━━━ PROVIDED INFORMATION

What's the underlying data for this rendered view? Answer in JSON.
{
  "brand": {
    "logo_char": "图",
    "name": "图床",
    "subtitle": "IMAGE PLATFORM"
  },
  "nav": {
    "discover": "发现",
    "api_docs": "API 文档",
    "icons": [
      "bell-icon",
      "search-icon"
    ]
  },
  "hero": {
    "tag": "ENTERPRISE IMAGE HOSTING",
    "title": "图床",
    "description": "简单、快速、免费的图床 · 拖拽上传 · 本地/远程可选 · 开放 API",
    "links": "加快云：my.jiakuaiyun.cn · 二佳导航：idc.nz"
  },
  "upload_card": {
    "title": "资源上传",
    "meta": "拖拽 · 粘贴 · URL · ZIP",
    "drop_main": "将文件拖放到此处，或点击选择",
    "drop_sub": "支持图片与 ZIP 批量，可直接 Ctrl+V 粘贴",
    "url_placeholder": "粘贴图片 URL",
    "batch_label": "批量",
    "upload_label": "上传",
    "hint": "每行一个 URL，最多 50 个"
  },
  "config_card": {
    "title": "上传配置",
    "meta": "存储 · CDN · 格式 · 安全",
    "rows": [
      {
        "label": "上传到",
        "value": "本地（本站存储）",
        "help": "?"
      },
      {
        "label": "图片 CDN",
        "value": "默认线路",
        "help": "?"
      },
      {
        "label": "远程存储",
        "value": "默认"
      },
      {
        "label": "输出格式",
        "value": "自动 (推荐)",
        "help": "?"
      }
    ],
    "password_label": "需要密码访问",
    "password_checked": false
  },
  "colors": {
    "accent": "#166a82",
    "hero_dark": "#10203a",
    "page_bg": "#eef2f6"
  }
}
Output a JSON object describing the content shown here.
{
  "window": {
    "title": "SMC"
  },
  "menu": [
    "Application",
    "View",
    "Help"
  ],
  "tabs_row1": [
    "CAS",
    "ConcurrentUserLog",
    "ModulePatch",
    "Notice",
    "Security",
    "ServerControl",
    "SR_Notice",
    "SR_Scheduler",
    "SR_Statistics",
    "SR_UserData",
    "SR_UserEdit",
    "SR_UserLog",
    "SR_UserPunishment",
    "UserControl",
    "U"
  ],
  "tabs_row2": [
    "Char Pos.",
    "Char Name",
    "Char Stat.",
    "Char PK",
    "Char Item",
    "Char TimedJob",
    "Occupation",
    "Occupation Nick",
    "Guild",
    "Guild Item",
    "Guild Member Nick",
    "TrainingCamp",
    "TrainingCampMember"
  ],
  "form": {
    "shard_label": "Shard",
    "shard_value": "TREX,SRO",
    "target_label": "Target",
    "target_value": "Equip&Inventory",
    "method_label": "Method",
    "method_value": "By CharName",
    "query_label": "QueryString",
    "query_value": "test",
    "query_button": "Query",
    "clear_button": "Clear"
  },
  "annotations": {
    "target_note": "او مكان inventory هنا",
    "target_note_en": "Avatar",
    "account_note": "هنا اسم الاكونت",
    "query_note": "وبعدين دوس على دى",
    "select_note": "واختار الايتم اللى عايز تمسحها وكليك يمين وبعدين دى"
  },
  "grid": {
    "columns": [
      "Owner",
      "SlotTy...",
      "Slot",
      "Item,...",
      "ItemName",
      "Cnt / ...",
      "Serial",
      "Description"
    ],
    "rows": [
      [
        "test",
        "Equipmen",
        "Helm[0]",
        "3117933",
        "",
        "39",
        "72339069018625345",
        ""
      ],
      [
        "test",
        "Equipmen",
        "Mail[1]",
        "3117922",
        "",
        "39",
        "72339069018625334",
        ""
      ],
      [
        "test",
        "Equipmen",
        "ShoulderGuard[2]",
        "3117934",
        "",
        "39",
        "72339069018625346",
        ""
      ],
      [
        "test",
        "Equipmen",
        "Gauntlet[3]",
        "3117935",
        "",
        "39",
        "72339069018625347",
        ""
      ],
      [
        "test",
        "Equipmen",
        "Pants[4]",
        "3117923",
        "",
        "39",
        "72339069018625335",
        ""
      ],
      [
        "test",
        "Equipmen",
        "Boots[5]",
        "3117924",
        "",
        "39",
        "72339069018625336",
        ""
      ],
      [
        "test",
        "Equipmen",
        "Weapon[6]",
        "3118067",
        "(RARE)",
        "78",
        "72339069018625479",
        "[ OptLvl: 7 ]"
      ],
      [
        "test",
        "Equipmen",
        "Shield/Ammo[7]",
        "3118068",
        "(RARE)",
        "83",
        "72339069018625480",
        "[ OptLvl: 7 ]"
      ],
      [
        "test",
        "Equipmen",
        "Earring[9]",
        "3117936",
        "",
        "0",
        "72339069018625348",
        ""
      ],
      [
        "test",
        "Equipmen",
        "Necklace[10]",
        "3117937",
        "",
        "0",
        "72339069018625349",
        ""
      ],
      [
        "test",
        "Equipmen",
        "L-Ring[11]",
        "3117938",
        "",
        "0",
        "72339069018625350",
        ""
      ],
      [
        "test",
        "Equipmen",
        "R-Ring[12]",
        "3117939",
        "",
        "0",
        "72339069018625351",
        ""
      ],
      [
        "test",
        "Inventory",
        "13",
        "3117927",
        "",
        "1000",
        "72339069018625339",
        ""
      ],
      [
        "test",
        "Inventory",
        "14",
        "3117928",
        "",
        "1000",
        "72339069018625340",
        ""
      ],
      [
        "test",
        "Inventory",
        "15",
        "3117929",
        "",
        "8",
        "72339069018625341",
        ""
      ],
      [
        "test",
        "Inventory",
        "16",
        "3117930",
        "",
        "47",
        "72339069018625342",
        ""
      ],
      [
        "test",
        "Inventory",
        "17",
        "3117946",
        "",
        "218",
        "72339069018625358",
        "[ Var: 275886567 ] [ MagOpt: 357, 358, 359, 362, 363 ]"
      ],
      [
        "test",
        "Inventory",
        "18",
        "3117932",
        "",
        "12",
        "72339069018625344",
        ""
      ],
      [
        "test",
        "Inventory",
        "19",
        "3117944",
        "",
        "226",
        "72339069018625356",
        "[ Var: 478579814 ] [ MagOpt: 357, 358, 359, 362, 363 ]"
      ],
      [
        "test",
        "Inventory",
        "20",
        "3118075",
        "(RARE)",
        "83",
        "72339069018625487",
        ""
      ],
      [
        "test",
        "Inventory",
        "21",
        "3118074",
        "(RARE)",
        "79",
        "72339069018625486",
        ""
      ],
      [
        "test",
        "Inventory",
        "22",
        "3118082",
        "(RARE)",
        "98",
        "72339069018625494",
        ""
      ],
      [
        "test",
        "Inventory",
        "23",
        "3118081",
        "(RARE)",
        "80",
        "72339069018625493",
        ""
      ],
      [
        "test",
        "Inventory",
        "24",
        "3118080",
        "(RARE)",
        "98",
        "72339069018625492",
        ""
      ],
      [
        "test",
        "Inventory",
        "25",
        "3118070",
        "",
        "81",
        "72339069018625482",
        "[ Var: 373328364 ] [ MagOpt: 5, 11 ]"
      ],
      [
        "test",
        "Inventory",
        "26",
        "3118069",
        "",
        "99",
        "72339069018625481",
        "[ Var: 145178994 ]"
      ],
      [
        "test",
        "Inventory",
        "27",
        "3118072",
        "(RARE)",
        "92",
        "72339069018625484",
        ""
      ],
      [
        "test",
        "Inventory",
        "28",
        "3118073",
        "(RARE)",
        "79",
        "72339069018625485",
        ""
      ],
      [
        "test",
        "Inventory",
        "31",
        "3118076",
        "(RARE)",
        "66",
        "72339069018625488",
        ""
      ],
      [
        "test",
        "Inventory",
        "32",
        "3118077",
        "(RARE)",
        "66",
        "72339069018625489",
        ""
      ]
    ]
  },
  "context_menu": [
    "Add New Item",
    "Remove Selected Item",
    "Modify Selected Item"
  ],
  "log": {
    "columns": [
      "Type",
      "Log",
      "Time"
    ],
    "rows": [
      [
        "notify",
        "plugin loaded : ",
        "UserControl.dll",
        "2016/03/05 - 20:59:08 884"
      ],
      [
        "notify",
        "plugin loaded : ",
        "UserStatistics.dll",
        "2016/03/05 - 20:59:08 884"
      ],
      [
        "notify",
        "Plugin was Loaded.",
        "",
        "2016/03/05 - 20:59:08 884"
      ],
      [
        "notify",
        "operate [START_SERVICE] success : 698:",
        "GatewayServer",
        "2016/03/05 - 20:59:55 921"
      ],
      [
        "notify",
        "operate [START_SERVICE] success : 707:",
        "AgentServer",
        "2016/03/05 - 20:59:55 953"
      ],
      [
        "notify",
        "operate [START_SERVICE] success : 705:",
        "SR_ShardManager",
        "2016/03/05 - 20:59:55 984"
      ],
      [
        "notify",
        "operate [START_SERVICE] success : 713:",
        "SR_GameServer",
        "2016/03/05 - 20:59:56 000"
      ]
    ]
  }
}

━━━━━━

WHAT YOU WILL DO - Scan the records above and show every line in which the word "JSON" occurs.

ANSWER FOR THE TASK -
What's the underlying data for this rendered view? Answer in JSON.
Output a JSON object describing the content shown here.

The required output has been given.